The METM15 content had a business/marketing strand and a “pracademic” feel (see Sarah Griffin-Mason’s article in the last ITI Bulletin), but the focus was mainly on the craft.
Polishing our translation and editing skills and firming up on English usage was a prime theme, with 6 hours of practical workshops to kick-start the proceedings. I chose sessions on “Singular they” and “Editing non-native English”, which offered a useful reflection on the mistakes that non-native writers typically make. Broadly speaking, these are due to learner errors and interference from the native language or culture (e.g. “deep-seeded” for “deep-seated”, a consequence of writing the way you hear).
I enjoyed John Bates on grammar myths, tackling the case for and against old chestnuts like starting sentences with a conjunction. Presumably, we’re on safe ground with that one, as the Almighty Himself does it in the Lord’s Prayer (“And lead us not into temptation …”).
Rob Lunn provided food for thought on translating contracts, clarifying when to use “shall” (when the meaning is “has a duty to”) and recommending that translators develop their own library of standard translations for the various types of clause.

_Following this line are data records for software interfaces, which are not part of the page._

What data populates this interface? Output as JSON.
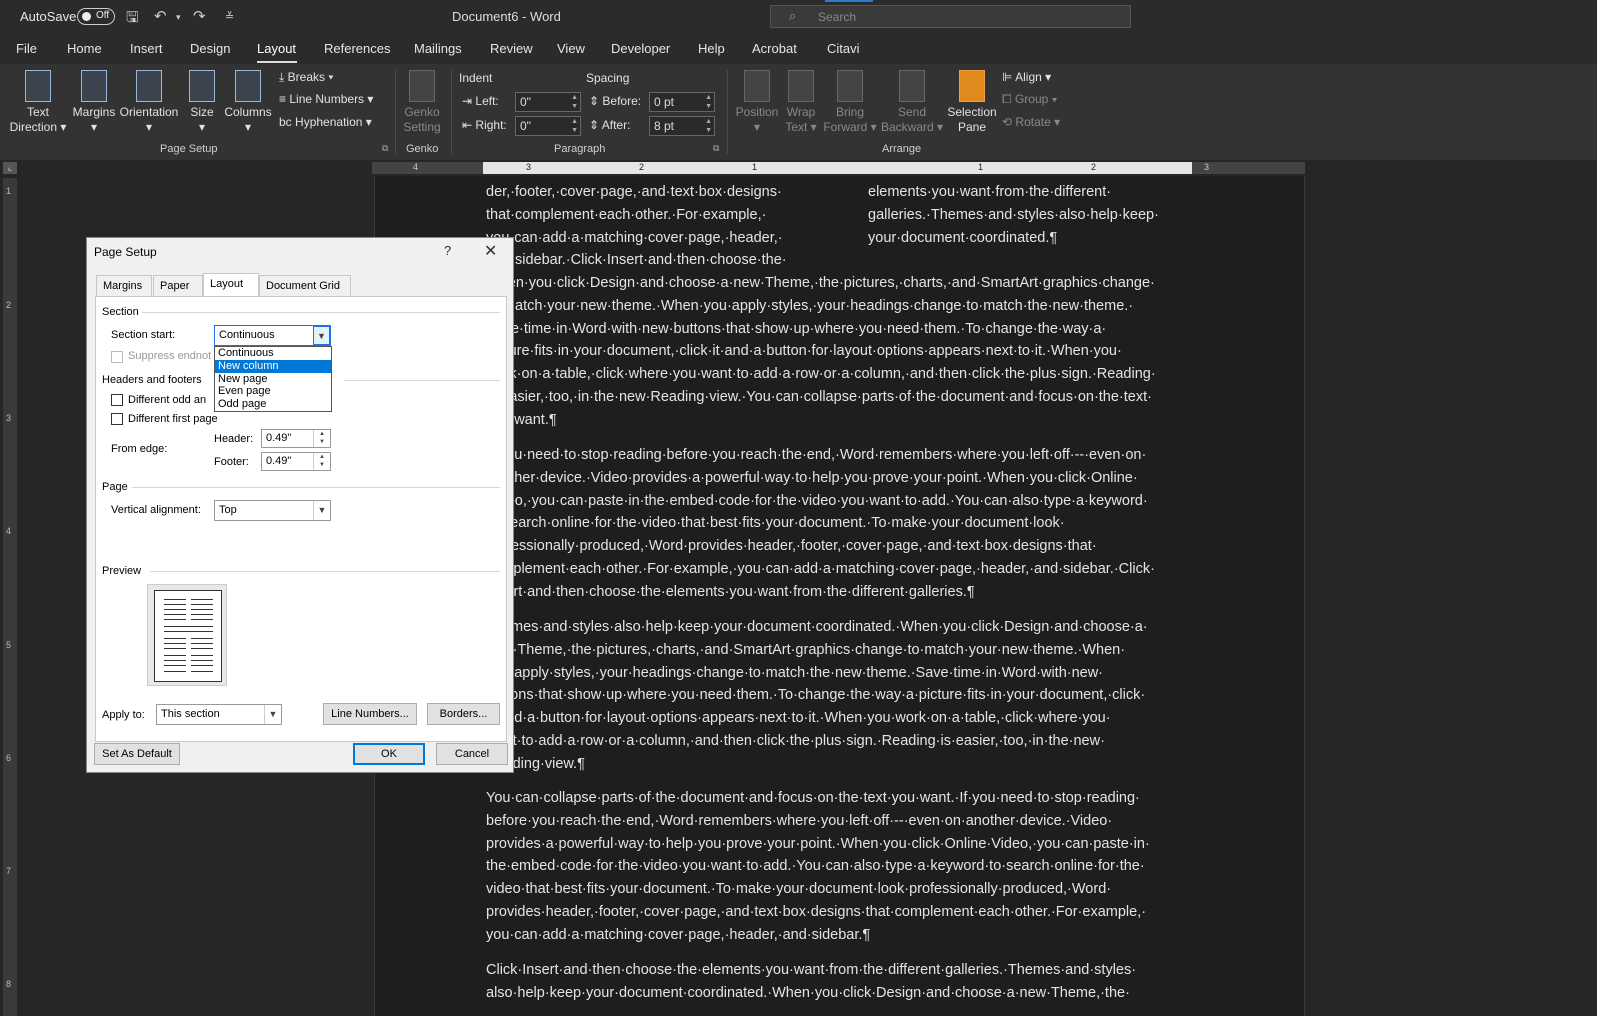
{
  "titlebar": {
    "autosave_label": "AutoSave",
    "autosave_state": "Off",
    "document_title": "Document6 - Word",
    "search_placeholder": "Search"
  },
  "menu": {
    "tabs": [
      "File",
      "Home",
      "Insert",
      "Design",
      "Layout",
      "References",
      "Mailings",
      "Review",
      "View",
      "Developer",
      "Help",
      "Acrobat",
      "Citavi"
    ],
    "active": "Layout"
  },
  "ribbon": {
    "page_setup": {
      "text_direction": [
        "Text",
        "Direction"
      ],
      "margins": "Margins",
      "orientation": "Orientation",
      "size": "Size",
      "columns": "Columns",
      "breaks": "Breaks",
      "line_numbers": "Line Numbers",
      "hyphenation": "Hyphenation",
      "group_label": "Page Setup"
    },
    "genko": {
      "button": [
        "Genko",
        "Setting"
      ],
      "group_label": "Genko"
    },
    "paragraph": {
      "indent_label": "Indent",
      "spacing_label": "Spacing",
      "left_label": "Left:",
      "left_value": "0\"",
      "right_label": "Right:",
      "right_value": "0\"",
      "before_label": "Before:",
      "before_value": "0 pt",
      "after_label": "After:",
      "after_value": "8 pt",
      "group_label": "Paragraph"
    },
    "arrange": {
      "position": "Position",
      "wrap_text": [
        "Wrap",
        "Text"
      ],
      "bring_forward": [
        "Bring",
        "Forward"
      ],
      "send_backward": [
        "Send",
        "Backward"
      ],
      "selection_pane": [
        "Selection",
        "Pane"
      ],
      "align": "Align",
      "group": "Group",
      "rotate": "Rotate",
      "group_label": "Arrange"
    }
  },
  "ruler": {
    "top_numbers": [
      "4",
      "3",
      "2",
      "1",
      "1",
      "2",
      "3"
    ],
    "left_numbers": [
      "1",
      "2",
      "3",
      "4",
      "5",
      "6",
      "7",
      "8"
    ]
  },
  "document": {
    "col_left_lines": [
      "der,·footer,·cover·page,·and·text·box·designs·",
      "that·complement·each·other.·For·example,·",
      "you·can·add·a·matching·cover·page,·header,·",
      "and·sidebar.·Click·Insert·and·then·choose·the·"
    ],
    "col_right_lines": [
      "elements·you·want·from·the·different·",
      "galleries.·Themes·and·styles·also·help·keep·",
      "your·document·coordinated.¶"
    ],
    "para1": [
      "When·you·click·Design·and·choose·a·new·Theme,·the·pictures,·charts,·and·SmartArt·graphics·change·",
      "to·match·your·new·theme.·When·you·apply·styles,·your·headings·change·to·match·the·new·theme.·",
      "Save·time·in·Word·with·new·buttons·that·show·up·where·you·need·them.·To·change·the·way·a·",
      "picture·fits·in·your·document,·click·it·and·a·button·for·layout·options·appears·next·to·it.·When·you·",
      "work·on·a·table,·click·where·you·want·to·add·a·row·or·a·column,·and·then·click·the·plus·sign.·Reading·",
      "is·easier,·too,·in·the·new·Reading·view.·You·can·collapse·parts·of·the·document·and·focus·on·the·text·",
      "you·want.¶"
    ],
    "para2": [
      "If·you·need·to·stop·reading·before·you·reach·the·end,·Word·remembers·where·you·left·off·--·even·on·",
      "another·device.·Video·provides·a·powerful·way·to·help·you·prove·your·point.·When·you·click·Online·",
      "Video,·you·can·paste·in·the·embed·code·for·the·video·you·want·to·add.·You·can·also·type·a·keyword·",
      "to·search·online·for·the·video·that·best·fits·your·document.·To·make·your·document·look·",
      "professionally·produced,·Word·provides·header,·footer,·cover·page,·and·text·box·designs·that·",
      "complement·each·other.·For·example,·you·can·add·a·matching·cover·page,·header,·and·sidebar.·Click·",
      "Insert·and·then·choose·the·elements·you·want·from·the·different·galleries.¶"
    ],
    "para3": [
      "Themes·and·styles·also·help·keep·your·document·coordinated.·When·you·click·Design·and·choose·a·",
      "new·Theme,·the·pictures,·charts,·and·SmartArt·graphics·change·to·match·your·new·theme.·When·",
      "you·apply·styles,·your·headings·change·to·match·the·new·theme.·Save·time·in·Word·with·new·",
      "buttons·that·show·up·where·you·need·them.·To·change·the·way·a·picture·fits·in·your·document,·click·",
      "it·and·a·button·for·layout·options·appears·next·to·it.·When·you·work·on·a·table,·click·where·you·",
      "want·to·add·a·row·or·a·column,·and·then·click·the·plus·sign.·Reading·is·easier,·too,·in·the·new·",
      "Reading·view.¶"
    ],
    "para4": [
      "You·can·collapse·parts·of·the·document·and·focus·on·the·text·you·want.·If·you·need·to·stop·reading·",
      "before·you·reach·the·end,·Word·remembers·where·you·left·off·--·even·on·another·device.·Video·",
      "provides·a·powerful·way·to·help·you·prove·your·point.·When·you·click·Online·Video,·you·can·paste·in·",
      "the·embed·code·for·the·video·you·want·to·add.·You·can·also·type·a·keyword·to·search·online·for·the·",
      "video·that·best·fits·your·document.·To·make·your·document·look·professionally·produced,·Word·",
      "provides·header,·footer,·cover·page,·and·text·box·designs·that·complement·each·other.·For·example,·",
      "you·can·add·a·matching·cover·page,·header,·and·sidebar.¶"
    ],
    "para5": [
      "Click·Insert·and·then·choose·the·elements·you·want·from·the·different·galleries.·Themes·and·styles·",
      "also·help·keep·your·document·coordinated.·When·you·click·Design·and·choose·a·new·Theme,·the·"
    ]
  },
  "dialog": {
    "title": "Page Setup",
    "help": "?",
    "close": "✕",
    "tabs": [
      "Margins",
      "Paper",
      "Layout",
      "Document Grid"
    ],
    "active_tab": "Layout",
    "section_heading": "Section",
    "section_start_label": "Section start:",
    "section_start_value": "Continuous",
    "section_start_options": [
      "Continuous",
      "New column",
      "New page",
      "Even page",
      "Odd page"
    ],
    "section_start_highlighted": "New column",
    "suppress_endnotes_label": "Suppress endnot",
    "headers_footers_heading": "Headers and footers",
    "diff_odd_even_label": "Different odd an",
    "diff_first_page_label": "Different first page",
    "from_edge_label": "From edge:",
    "header_label": "Header:",
    "header_value": "0.49\"",
    "footer_label": "Footer:",
    "footer_value": "0.49\"",
    "page_heading": "Page",
    "vertical_alignment_label": "Vertical alignment:",
    "vertical_alignment_value": "Top",
    "preview_heading": "Preview",
    "apply_to_label": "Apply to:",
    "apply_to_value": "This section",
    "line_numbers_button": "Line Numbers...",
    "borders_button": "Borders...",
    "set_default_button": "Set As Default",
    "ok_button": "OK",
    "cancel_button": "Cancel"
  },
  "colors": {
    "accent": "#2b7cd3",
    "selection": "#0078d7",
    "doc_background": "#1e1e1e"
  }
}
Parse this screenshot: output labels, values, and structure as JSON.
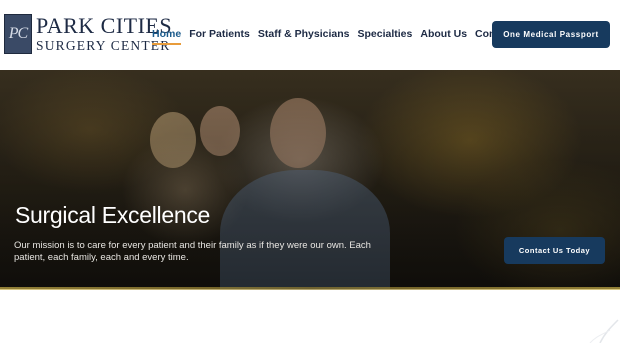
{
  "logo": {
    "mark": "PC",
    "line1": "PARK CITIES",
    "line2": "SURGERY CENTER"
  },
  "nav": {
    "items": [
      {
        "label": "Home",
        "active": true
      },
      {
        "label": "For Patients",
        "active": false
      },
      {
        "label": "Staff & Physicians",
        "active": false
      },
      {
        "label": "Specialties",
        "active": false
      },
      {
        "label": "About Us",
        "active": false
      },
      {
        "label": "Contact",
        "active": false
      }
    ],
    "accent_color": "#e89c3b"
  },
  "header": {
    "passport_button": "One Medical Passport"
  },
  "hero": {
    "title": "Surgical Excellence",
    "text": "Our mission is to care for every patient and their family as if they were our own. Each patient, each family, each and every time.",
    "cta": "Contact Us Today"
  },
  "colors": {
    "brand": "#173a5e",
    "text": "#1d2a44"
  }
}
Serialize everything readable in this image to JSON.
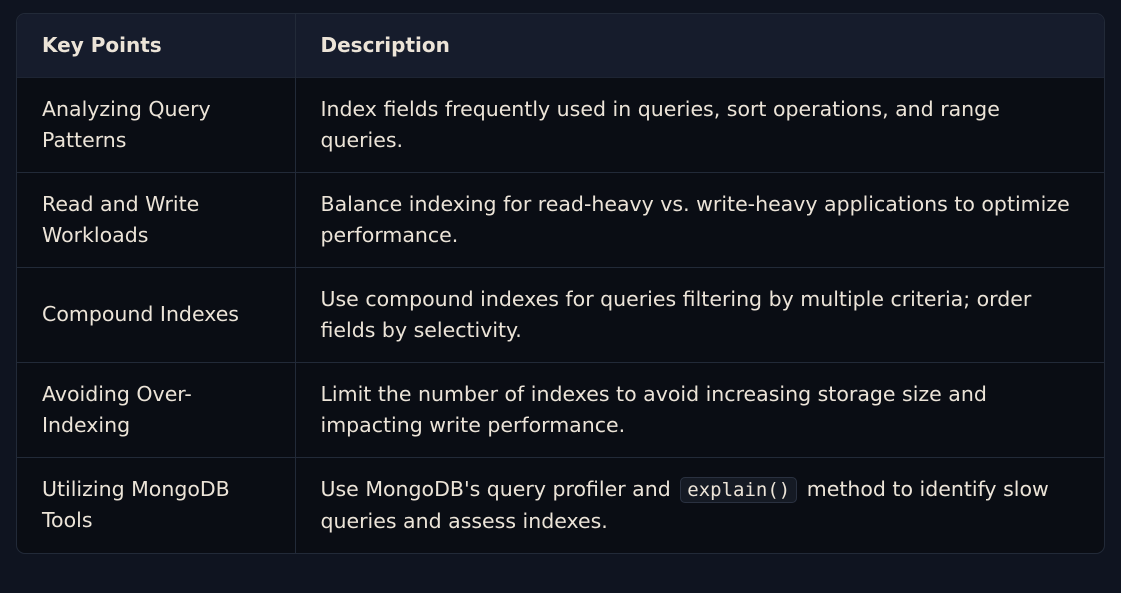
{
  "table": {
    "headers": [
      "Key Points",
      "Description"
    ],
    "rows": [
      {
        "key": "Analyzing Query Patterns",
        "desc": "Index fields frequently used in queries, sort operations, and range queries."
      },
      {
        "key": "Read and Write Workloads",
        "desc": "Balance indexing for read-heavy vs. write-heavy applications to optimize performance."
      },
      {
        "key": "Compound Indexes",
        "desc": "Use compound indexes for queries filtering by multiple criteria; order fields by selectivity."
      },
      {
        "key": "Avoiding Over-Indexing",
        "desc": "Limit the number of indexes to avoid increasing storage size and impacting write performance."
      },
      {
        "key": "Utilizing MongoDB Tools",
        "desc_before": "Use MongoDB's query profiler and",
        "desc_code": "explain()",
        "desc_after": "method to identify slow queries and assess indexes."
      }
    ]
  }
}
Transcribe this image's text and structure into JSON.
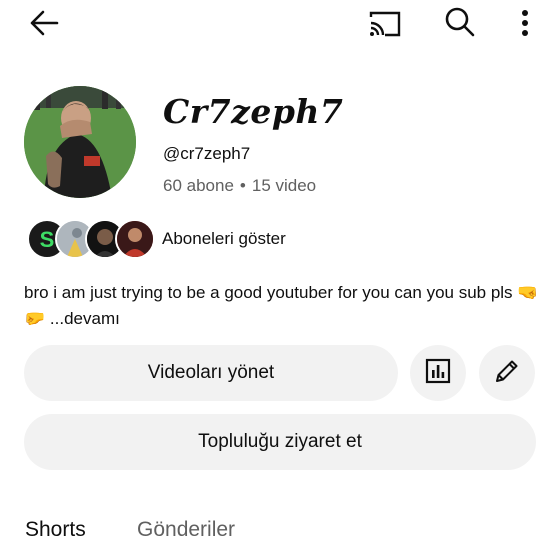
{
  "header": {
    "back_icon": "arrow-left-icon",
    "cast_icon": "cast-icon",
    "search_icon": "search-icon",
    "more_icon": "more-vertical-icon"
  },
  "channel": {
    "name": "Cr7zeph7",
    "handle": "@cr7zeph7",
    "subscribers": "60 abone",
    "separator": "•",
    "videos": "15 video",
    "show_subscribers": "Aboneleri göster",
    "description": "bro i am just trying to be a good youtuber for you can you sub pls",
    "description_emoji": "🤜🤛",
    "more_label": "...devamı"
  },
  "actions": {
    "manage_videos": "Videoları yönet",
    "analytics_icon": "bar-chart-icon",
    "edit_icon": "pencil-icon",
    "visit_community": "Topluluğu ziyaret et"
  },
  "tabs": [
    {
      "label": "Shorts"
    },
    {
      "label": "Gönderiler"
    }
  ],
  "colors": {
    "background": "#ffffff",
    "text": "#0f0f0f",
    "secondary_text": "#606060",
    "button_bg": "#f2f2f2"
  }
}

I came away from sessions on plagiarism checkers, corpus-building and TM management resolving to acquaint myself better with tools such as PlagScan, BootCaT, AntConc and Olifant. And Emma Goldsmith and Jane Marshall’s presentation on translator mentoring left me feeling that that would be a good thing to get involved with in future.
Some of the slots seemed a little short, presumably in an attempt to accommodate more voices and topics that was only a partial success and may, I gather, be reviewed for next year.
My various other gleanings included mental notes to focus more on theme-rheme analysis for coherence when editing, and what I’m sure will become a pet project to create and exploit DIY corpora. That should accelerate the process of deepening my specialist knowledge, provide a useful tool to identify collocations and usage patterns, and help justify my translation choices to clients, should the need arise.
It was also a very sociable few days with ample networking and after-hours white port, facilitated by the event’s relatively “intimate” size (around one third that of the ITI conference). METMers are an unfailingly friendly, knowledgeable bunch, a good blend of youth and experience. A real community of practice. The idea of organising lunch and dinner groups in eateries all over town, where attendees can find a like-minded group to discuss a range of topics, is clearly a winner. Especially when the food goes down so well; the bread and the pastéis de nata (custard tarts) were a real treat.
Having resolved beforehand to prepare properly, I made contact with a few folks and looked up some mugshots in advance, to help recognise faces in the crowd. One thing I’d do differently next time, though, is to actually read the abstracts of the presentations before deciding which to attend, as in hindsight, one or two off-putting titles concealed some fascinating material.
I came away with a clearer idea of where I am in my own career; when climbing a mountain, you think that the peak you’re gazing up at is actually the summit, but when you get there, another looms higher behind it. METM15 was also the first time I’d travelled beyond my source and target countries for a while, so I returned to Italy with a sense of being more at home, that it’s still foreign, but it’s my foreign.
The anticipation for METM16 starts here – see you in Tarragona!
[An abridged version of this article appeared in the Jan-Feb 2016 edition of the ITI Bulletin.]